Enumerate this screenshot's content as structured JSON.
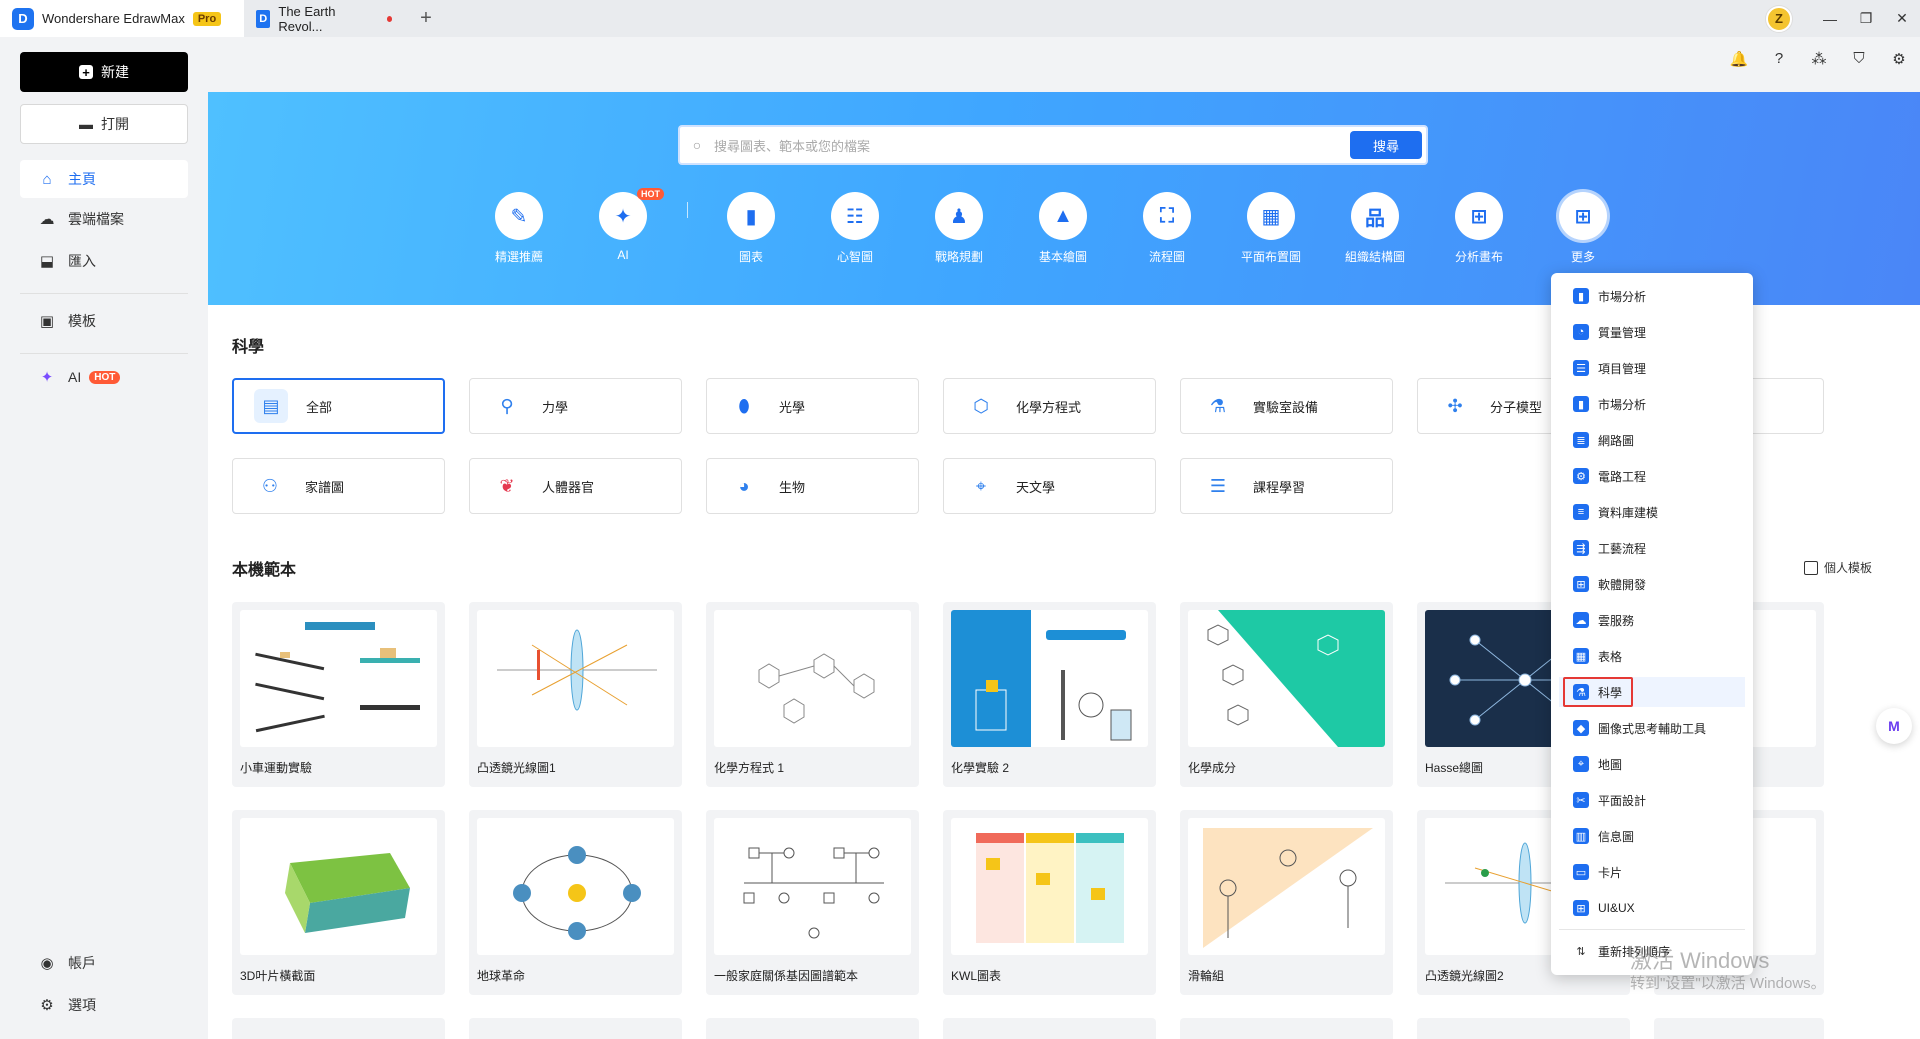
{
  "titlebar": {
    "app_tab": "Wondershare EdrawMax",
    "pro_label": "Pro",
    "doc_tab": "The Earth Revol...",
    "add_tab": "+",
    "avatar_letter": "Z",
    "win_min": "—",
    "win_restore": "❐",
    "win_close": "✕"
  },
  "top_icons": [
    "bell-icon",
    "help-icon",
    "apps-icon",
    "shirt-icon",
    "gear-icon"
  ],
  "sidebar": {
    "new_label": "新建",
    "open_label": "打開",
    "items": [
      {
        "label": "主頁",
        "icon": "home-icon"
      },
      {
        "label": "雲端檔案",
        "icon": "cloud-icon"
      },
      {
        "label": "匯入",
        "icon": "import-icon"
      },
      {
        "label": "模板",
        "icon": "template-icon"
      },
      {
        "label": "AI",
        "icon": "ai-icon",
        "badge": "HOT"
      },
      {
        "label": "帳戶",
        "icon": "account-icon"
      },
      {
        "label": "選項",
        "icon": "settings-icon"
      }
    ]
  },
  "search": {
    "placeholder": "搜尋圖表、範本或您的檔案",
    "button": "搜尋"
  },
  "categories": [
    {
      "label": "精選推薦"
    },
    {
      "label": "AI",
      "badge": "HOT"
    },
    {
      "label": "圖表"
    },
    {
      "label": "心智圖"
    },
    {
      "label": "戰略規劃"
    },
    {
      "label": "基本繪圖"
    },
    {
      "label": "流程圖"
    },
    {
      "label": "平面布置圖"
    },
    {
      "label": "組織結構圖"
    },
    {
      "label": "分析畫布"
    },
    {
      "label": "更多"
    }
  ],
  "science": {
    "title": "科學",
    "items": [
      "全部",
      "力學",
      "光學",
      "化學方程式",
      "實驗室設備",
      "分子模型",
      "家譜圖",
      "人體器官",
      "生物",
      "天文學",
      "課程學習"
    ]
  },
  "templates": {
    "title": "本機範本",
    "personal_label": "個人模板",
    "row1": [
      "小車運動實驗",
      "凸透鏡光線圖1",
      "化學方程式 1",
      "化學實驗 2",
      "化學成分",
      "Hasse總圖"
    ],
    "row2": [
      "3D叶片橫截面",
      "地球革命",
      "一般家庭關係基因圖譜範本",
      "KWL圖表",
      "滑輪組",
      "凸透鏡光線圖2"
    ]
  },
  "dropdown": {
    "items": [
      "市場分析",
      "質量管理",
      "項目管理",
      "市場分析",
      "網路圖",
      "電路工程",
      "資料庫建模",
      "工藝流程",
      "軟體開發",
      "雲服務",
      "表格",
      "科學",
      "圖像式思考輔助工具",
      "地圖",
      "平面設計",
      "信息圖",
      "卡片",
      "UI&UX"
    ],
    "highlighted": "科學",
    "reorder": "重新排列順序"
  },
  "watermark": {
    "line1": "激活 Windows",
    "line2": "转到\"设置\"以激活 Windows。"
  },
  "float_btn": "M"
}
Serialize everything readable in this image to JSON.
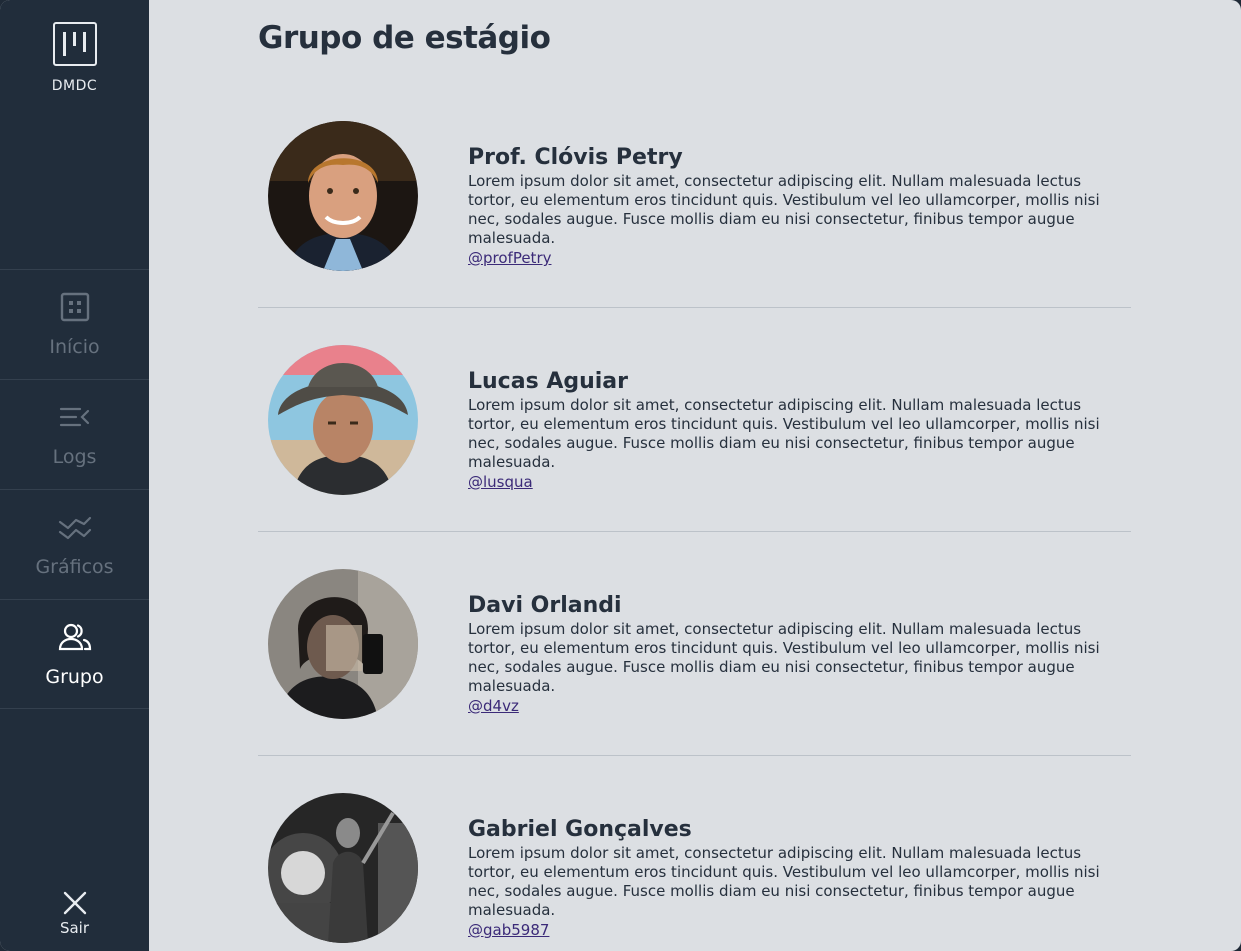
{
  "brand": {
    "name": "DMDC",
    "logo_icon": "kanban-board-icon"
  },
  "nav": {
    "items": [
      {
        "label": "Início",
        "icon": "grid-icon",
        "active": false
      },
      {
        "label": "Logs",
        "icon": "list-collapse-icon",
        "active": false
      },
      {
        "label": "Gráficos",
        "icon": "trend-lines-icon",
        "active": false
      },
      {
        "label": "Grupo",
        "icon": "users-icon",
        "active": true
      }
    ],
    "logout": {
      "label": "Sair",
      "icon": "close-icon"
    }
  },
  "page": {
    "title": "Grupo de estágio"
  },
  "members": [
    {
      "name": "Prof. Clóvis Petry",
      "bio": "Lorem ipsum dolor sit amet, consectetur adipiscing elit. Nullam malesuada lectus tortor, eu elementum eros tincidunt quis. Vestibulum vel leo ullamcorper, mollis nisi nec, sodales augue. Fusce mollis diam eu nisi consectetur, finibus tempor augue malesuada.",
      "handle": "@profPetry"
    },
    {
      "name": "Lucas Aguiar",
      "bio": "Lorem ipsum dolor sit amet, consectetur adipiscing elit. Nullam malesuada lectus tortor, eu elementum eros tincidunt quis. Vestibulum vel leo ullamcorper, mollis nisi nec, sodales augue. Fusce mollis diam eu nisi consectetur, finibus tempor augue malesuada.",
      "handle": "@lusqua"
    },
    {
      "name": "Davi Orlandi",
      "bio": "Lorem ipsum dolor sit amet, consectetur adipiscing elit. Nullam malesuada lectus tortor, eu elementum eros tincidunt quis. Vestibulum vel leo ullamcorper, mollis nisi nec, sodales augue. Fusce mollis diam eu nisi consectetur, finibus tempor augue malesuada.",
      "handle": "@d4vz"
    },
    {
      "name": "Gabriel Gonçalves",
      "bio": "Lorem ipsum dolor sit amet, consectetur adipiscing elit. Nullam malesuada lectus tortor, eu elementum eros tincidunt quis. Vestibulum vel leo ullamcorper, mollis nisi nec, sodales augue. Fusce mollis diam eu nisi consectetur, finibus tempor augue malesuada.",
      "handle": "@gab5987"
    }
  ],
  "colors": {
    "sidebar_bg": "#212d3b",
    "main_bg": "#dcdfe3",
    "text": "#26303d",
    "link": "#3b2a78"
  }
}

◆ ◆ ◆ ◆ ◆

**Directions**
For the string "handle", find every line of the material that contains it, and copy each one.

**Reply to the exercise**
      "handle": "@profPetry"
      "handle": "@lusqua"
      "handle": "@d4vz"
      "handle": "@gab5987"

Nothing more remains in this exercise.